Each line containing the string "Academic" should be copied out of the entries.

[ENTRIES SHOWN — start]

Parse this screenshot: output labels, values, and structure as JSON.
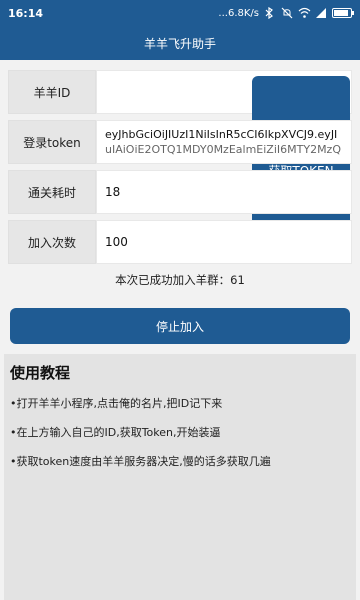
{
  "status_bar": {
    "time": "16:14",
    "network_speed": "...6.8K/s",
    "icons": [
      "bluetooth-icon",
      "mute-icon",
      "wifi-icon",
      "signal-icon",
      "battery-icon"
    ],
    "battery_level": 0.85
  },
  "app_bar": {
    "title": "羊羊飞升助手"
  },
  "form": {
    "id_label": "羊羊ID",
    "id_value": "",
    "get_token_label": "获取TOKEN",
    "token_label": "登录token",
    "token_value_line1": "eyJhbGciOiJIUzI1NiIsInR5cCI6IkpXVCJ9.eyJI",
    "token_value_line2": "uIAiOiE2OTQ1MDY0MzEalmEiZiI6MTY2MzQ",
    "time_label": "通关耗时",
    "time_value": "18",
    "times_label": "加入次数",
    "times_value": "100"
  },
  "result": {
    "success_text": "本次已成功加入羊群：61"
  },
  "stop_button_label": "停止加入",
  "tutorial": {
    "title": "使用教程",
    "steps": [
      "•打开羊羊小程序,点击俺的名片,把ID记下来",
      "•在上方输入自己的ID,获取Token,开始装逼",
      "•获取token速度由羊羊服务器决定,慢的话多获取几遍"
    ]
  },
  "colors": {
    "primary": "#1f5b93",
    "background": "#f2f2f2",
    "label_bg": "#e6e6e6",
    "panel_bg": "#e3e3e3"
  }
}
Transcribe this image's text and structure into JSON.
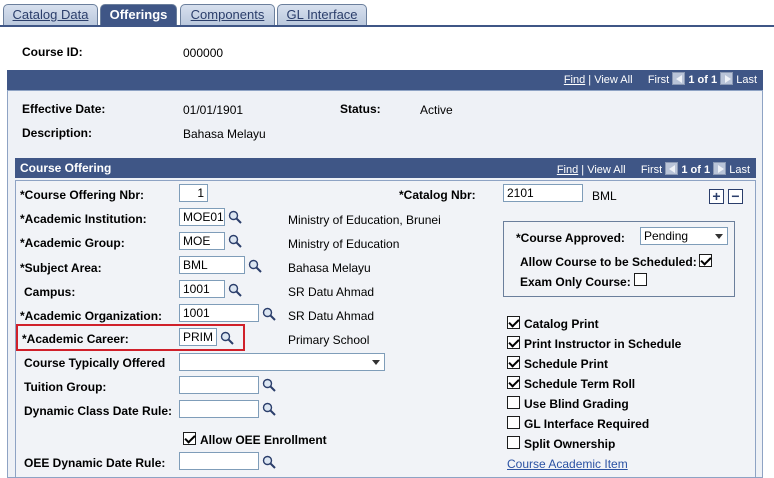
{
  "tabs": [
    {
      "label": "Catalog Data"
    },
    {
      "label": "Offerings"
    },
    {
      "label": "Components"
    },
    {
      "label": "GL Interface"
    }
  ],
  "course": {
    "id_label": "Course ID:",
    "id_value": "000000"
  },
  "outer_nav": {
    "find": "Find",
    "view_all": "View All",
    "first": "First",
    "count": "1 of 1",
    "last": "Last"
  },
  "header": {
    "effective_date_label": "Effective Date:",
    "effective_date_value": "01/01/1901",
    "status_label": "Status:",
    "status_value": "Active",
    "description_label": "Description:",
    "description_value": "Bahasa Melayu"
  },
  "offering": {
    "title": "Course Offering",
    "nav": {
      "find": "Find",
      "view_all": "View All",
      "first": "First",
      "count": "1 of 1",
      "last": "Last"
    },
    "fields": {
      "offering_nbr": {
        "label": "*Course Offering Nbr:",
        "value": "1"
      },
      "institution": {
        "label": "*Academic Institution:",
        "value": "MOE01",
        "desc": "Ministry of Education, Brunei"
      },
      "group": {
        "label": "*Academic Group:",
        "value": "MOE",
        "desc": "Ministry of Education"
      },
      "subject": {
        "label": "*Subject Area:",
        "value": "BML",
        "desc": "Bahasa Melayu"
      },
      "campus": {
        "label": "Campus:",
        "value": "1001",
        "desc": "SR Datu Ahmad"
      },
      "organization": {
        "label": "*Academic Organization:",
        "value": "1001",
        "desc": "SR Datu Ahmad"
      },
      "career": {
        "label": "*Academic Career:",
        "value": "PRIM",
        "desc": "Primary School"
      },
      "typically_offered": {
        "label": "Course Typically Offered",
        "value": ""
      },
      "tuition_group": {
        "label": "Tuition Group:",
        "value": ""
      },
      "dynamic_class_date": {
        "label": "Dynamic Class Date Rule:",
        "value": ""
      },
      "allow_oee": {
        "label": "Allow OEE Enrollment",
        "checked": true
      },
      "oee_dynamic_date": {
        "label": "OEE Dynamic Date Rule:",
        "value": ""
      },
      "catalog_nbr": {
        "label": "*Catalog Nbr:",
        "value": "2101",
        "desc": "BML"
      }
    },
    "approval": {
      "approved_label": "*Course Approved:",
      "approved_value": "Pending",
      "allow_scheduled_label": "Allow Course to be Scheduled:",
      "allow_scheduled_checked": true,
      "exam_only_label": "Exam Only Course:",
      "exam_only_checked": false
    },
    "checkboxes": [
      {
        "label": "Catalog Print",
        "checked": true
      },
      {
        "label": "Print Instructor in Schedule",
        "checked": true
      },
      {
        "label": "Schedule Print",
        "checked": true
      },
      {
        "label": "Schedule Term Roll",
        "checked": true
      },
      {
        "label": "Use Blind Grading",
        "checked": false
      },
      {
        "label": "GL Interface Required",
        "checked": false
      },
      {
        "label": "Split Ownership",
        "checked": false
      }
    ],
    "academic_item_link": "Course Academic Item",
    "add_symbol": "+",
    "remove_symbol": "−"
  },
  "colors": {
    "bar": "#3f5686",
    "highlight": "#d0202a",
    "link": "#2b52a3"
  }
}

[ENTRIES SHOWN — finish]
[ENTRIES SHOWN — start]

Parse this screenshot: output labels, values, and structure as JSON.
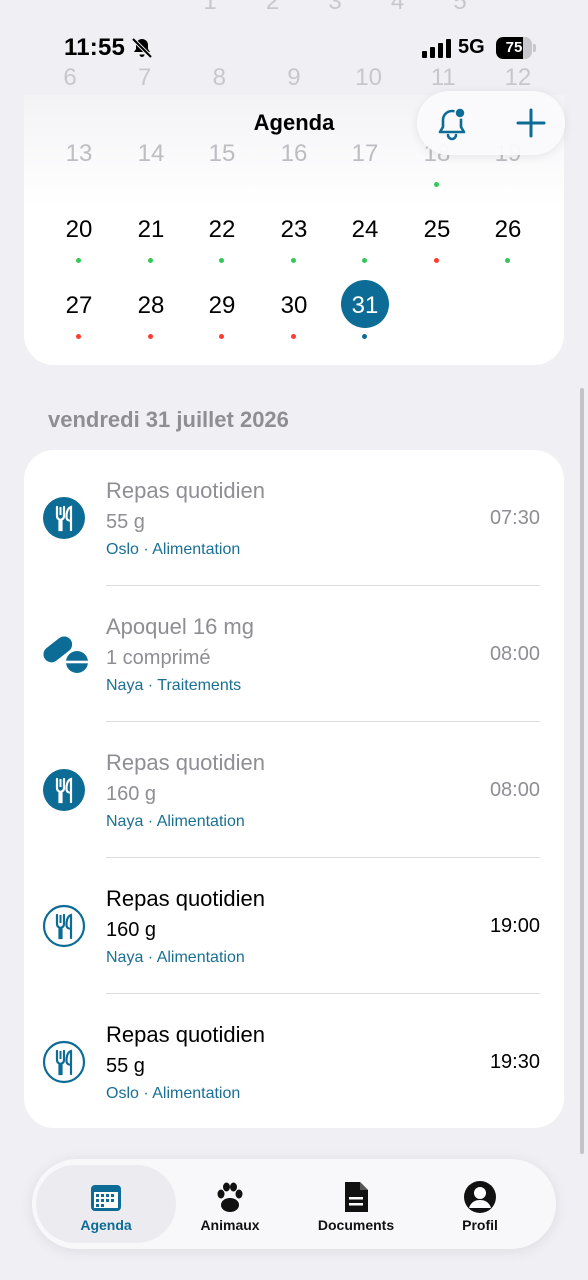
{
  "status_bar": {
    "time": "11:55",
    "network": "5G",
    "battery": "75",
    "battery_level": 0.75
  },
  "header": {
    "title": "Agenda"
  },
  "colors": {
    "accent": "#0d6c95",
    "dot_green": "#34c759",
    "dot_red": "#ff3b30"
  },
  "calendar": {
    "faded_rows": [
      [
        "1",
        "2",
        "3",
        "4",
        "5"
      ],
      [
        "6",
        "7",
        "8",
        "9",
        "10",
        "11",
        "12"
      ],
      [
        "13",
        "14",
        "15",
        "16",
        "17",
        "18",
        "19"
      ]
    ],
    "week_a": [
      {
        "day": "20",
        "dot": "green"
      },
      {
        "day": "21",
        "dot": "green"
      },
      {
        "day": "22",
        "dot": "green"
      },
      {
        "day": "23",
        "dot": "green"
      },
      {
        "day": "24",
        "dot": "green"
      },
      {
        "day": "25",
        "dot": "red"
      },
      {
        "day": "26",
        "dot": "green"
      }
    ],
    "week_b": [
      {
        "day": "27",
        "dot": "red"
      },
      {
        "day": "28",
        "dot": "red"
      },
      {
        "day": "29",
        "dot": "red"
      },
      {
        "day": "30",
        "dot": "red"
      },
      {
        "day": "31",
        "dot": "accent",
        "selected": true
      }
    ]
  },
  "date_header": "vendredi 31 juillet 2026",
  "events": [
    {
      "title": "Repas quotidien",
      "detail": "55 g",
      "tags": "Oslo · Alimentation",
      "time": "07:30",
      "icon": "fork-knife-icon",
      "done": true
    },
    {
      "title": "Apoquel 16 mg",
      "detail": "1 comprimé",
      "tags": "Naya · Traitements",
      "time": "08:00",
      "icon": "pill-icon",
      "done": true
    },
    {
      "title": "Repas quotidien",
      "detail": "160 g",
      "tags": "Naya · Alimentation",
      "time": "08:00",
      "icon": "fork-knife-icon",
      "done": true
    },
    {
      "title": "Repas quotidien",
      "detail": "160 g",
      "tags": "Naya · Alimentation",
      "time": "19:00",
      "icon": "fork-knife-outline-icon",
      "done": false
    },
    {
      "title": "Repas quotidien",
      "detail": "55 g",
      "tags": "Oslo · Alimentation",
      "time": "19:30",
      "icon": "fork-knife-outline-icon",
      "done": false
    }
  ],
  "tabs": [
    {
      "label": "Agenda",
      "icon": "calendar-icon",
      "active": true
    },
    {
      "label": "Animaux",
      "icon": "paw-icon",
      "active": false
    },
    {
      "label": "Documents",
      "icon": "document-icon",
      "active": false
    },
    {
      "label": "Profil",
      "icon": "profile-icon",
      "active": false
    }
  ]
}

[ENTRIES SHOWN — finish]

**SOLUTION BELOW**
        "label": "*Academic Institution:",
        "label": "*Academic Group:",
        "label": "*Academic Organization:",
        "label": "*Academic Career:",
    "academic_item_link": "Course Academic Item",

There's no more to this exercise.